### DATASET RECORDS
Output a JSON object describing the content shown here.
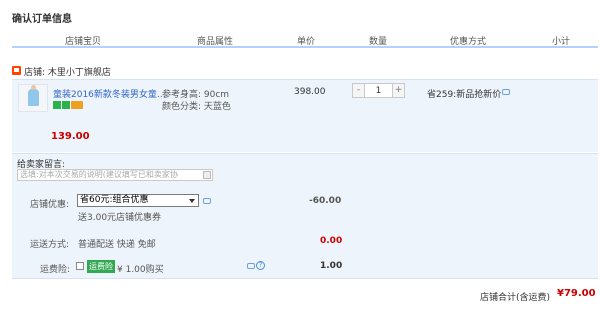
{
  "page_title": "确认订单信息",
  "columns": {
    "shop_item": "店铺宝贝",
    "attributes": "商品属性",
    "unit_price": "单价",
    "quantity": "数量",
    "promo": "优惠方式",
    "subtotal": "小计"
  },
  "shop": {
    "label": "店铺: 木里小丁旗舰店"
  },
  "item": {
    "title": "童装2016新款冬装男女童…",
    "prop_height": "参考身高: 90cm",
    "prop_color": "颜色分类: 天蓝色",
    "unit_price": "398.00",
    "quantity": "1",
    "qty_minus": "-",
    "qty_plus": "+",
    "promo": "省259:新品抢新价",
    "subtotal": "139.00"
  },
  "memo": {
    "label": "给卖家留言:",
    "placeholder": "选填:对本次交易的说明(建议填写已和卖家协"
  },
  "shop_discount": {
    "label": "店铺优惠:",
    "selected": "省60元:组合优惠",
    "note": "送3.00元店铺优惠券",
    "amount": "-60.00"
  },
  "shipping": {
    "label": "运送方式:",
    "text": "普通配送 快递 免邮",
    "amount": "0.00"
  },
  "insurance": {
    "label": "运费险:",
    "tag": "运费险",
    "text": "¥ 1.00购买",
    "help": "?",
    "amount": "1.00"
  },
  "total": {
    "label": "店铺合计(含运费)",
    "value": "¥79.00"
  },
  "colors": {
    "accent_blue": "#b2d1ff",
    "panel_bg": "#eef4fc",
    "price_red": "#cc0000",
    "link_blue": "#3366cc"
  }
}
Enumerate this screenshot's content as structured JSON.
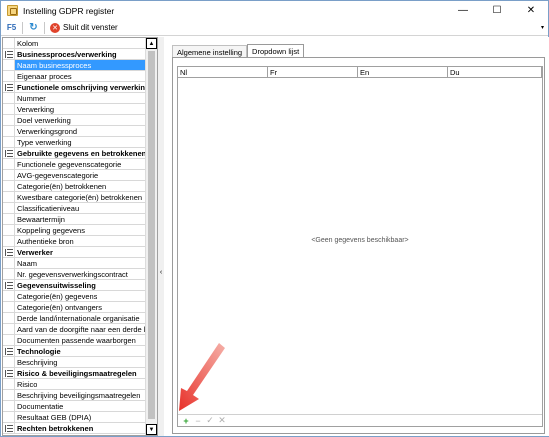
{
  "window": {
    "title": "Instelling GDPR register",
    "minimize_glyph": "—",
    "maximize_glyph": "☐",
    "close_glyph": "✕"
  },
  "toolbar": {
    "icon1": "F5",
    "icon2": "↻",
    "close_label": "Sluit dit venster",
    "close_glyph": "✕",
    "menu_glyph": "▾"
  },
  "left_grid": {
    "header": "Kolom",
    "rows": [
      {
        "label": "Businessproces/verwerking",
        "type": "group"
      },
      {
        "label": "Naam businessproces",
        "type": "item",
        "selected": true
      },
      {
        "label": "Eigenaar proces",
        "type": "item"
      },
      {
        "label": "Functionele omschrijving verwerking",
        "type": "group"
      },
      {
        "label": "Nummer",
        "type": "item"
      },
      {
        "label": "Verwerking",
        "type": "item"
      },
      {
        "label": "Doel verwerking",
        "type": "item"
      },
      {
        "label": "Verwerkingsgrond",
        "type": "item"
      },
      {
        "label": "Type verwerking",
        "type": "item"
      },
      {
        "label": "Gebruikte gegevens en betrokkenen",
        "type": "group"
      },
      {
        "label": "Functionele gegevenscategorie",
        "type": "item"
      },
      {
        "label": "AVG-gegevenscategorie",
        "type": "item"
      },
      {
        "label": "Categorie(ën) betrokkenen",
        "type": "item"
      },
      {
        "label": "Kwestbare categorie(ën) betrokkenen",
        "type": "item"
      },
      {
        "label": "Classificatieniveau",
        "type": "item"
      },
      {
        "label": "Bewaartermijn",
        "type": "item"
      },
      {
        "label": "Koppeling gegevens",
        "type": "item"
      },
      {
        "label": "Authentieke bron",
        "type": "item"
      },
      {
        "label": "Verwerker",
        "type": "group"
      },
      {
        "label": "Naam",
        "type": "item"
      },
      {
        "label": "Nr. gegevensverwerkingscontract",
        "type": "item"
      },
      {
        "label": "Gegevensuitwisseling",
        "type": "group"
      },
      {
        "label": "Categorie(ën) gegevens",
        "type": "item"
      },
      {
        "label": "Categorie(ën) ontvangers",
        "type": "item"
      },
      {
        "label": "Derde land/internationale organisatie",
        "type": "item"
      },
      {
        "label": "Aard van de doorgifte naar een derde land/",
        "type": "item"
      },
      {
        "label": "Documenten passende waarborgen",
        "type": "item"
      },
      {
        "label": "Technologie",
        "type": "group"
      },
      {
        "label": "Beschrijving",
        "type": "item"
      },
      {
        "label": "Risico & beveiligingsmaatregelen",
        "type": "group"
      },
      {
        "label": "Risico",
        "type": "item"
      },
      {
        "label": "Beschrijving beveiligingsmaatregelen",
        "type": "item"
      },
      {
        "label": "Documentatie",
        "type": "item"
      },
      {
        "label": "Resultaat GEB (DPIA)",
        "type": "item"
      },
      {
        "label": "Rechten betrokkenen",
        "type": "group"
      }
    ],
    "scroll_up": "▲",
    "scroll_down": "▼"
  },
  "splitter": {
    "arrow": "‹"
  },
  "tabs": [
    {
      "label": "Algemene instelling",
      "active": false
    },
    {
      "label": "Dropdown lijst",
      "active": true
    }
  ],
  "dropdown_grid": {
    "columns": [
      "Nl",
      "Fr",
      "En",
      "Du"
    ],
    "empty_message": "<Geen gegevens beschikbaar>",
    "footer": {
      "add": "+",
      "remove": "−",
      "confirm": "✓",
      "cancel": "✕"
    }
  },
  "colors": {
    "selection": "#3399ff",
    "annotation_arrow": "#e8312a",
    "add_green": "#2ba02b"
  }
}
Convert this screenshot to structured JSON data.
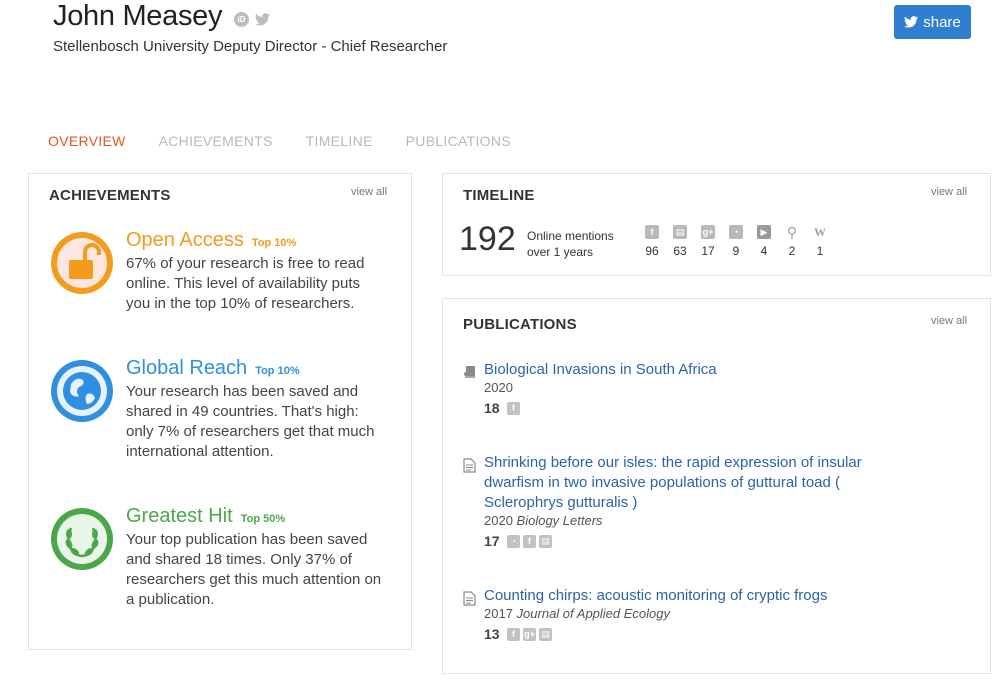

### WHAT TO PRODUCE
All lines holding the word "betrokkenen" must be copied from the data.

### ANSWER BELOW
        "label": "Gebruikte gegevens en betrokkenen",
        "label": "Categorie(ën) betrokkenen",
        "label": "Kwestbare categorie(ën) betrokkenen",
        "label": "Rechten betrokkenen",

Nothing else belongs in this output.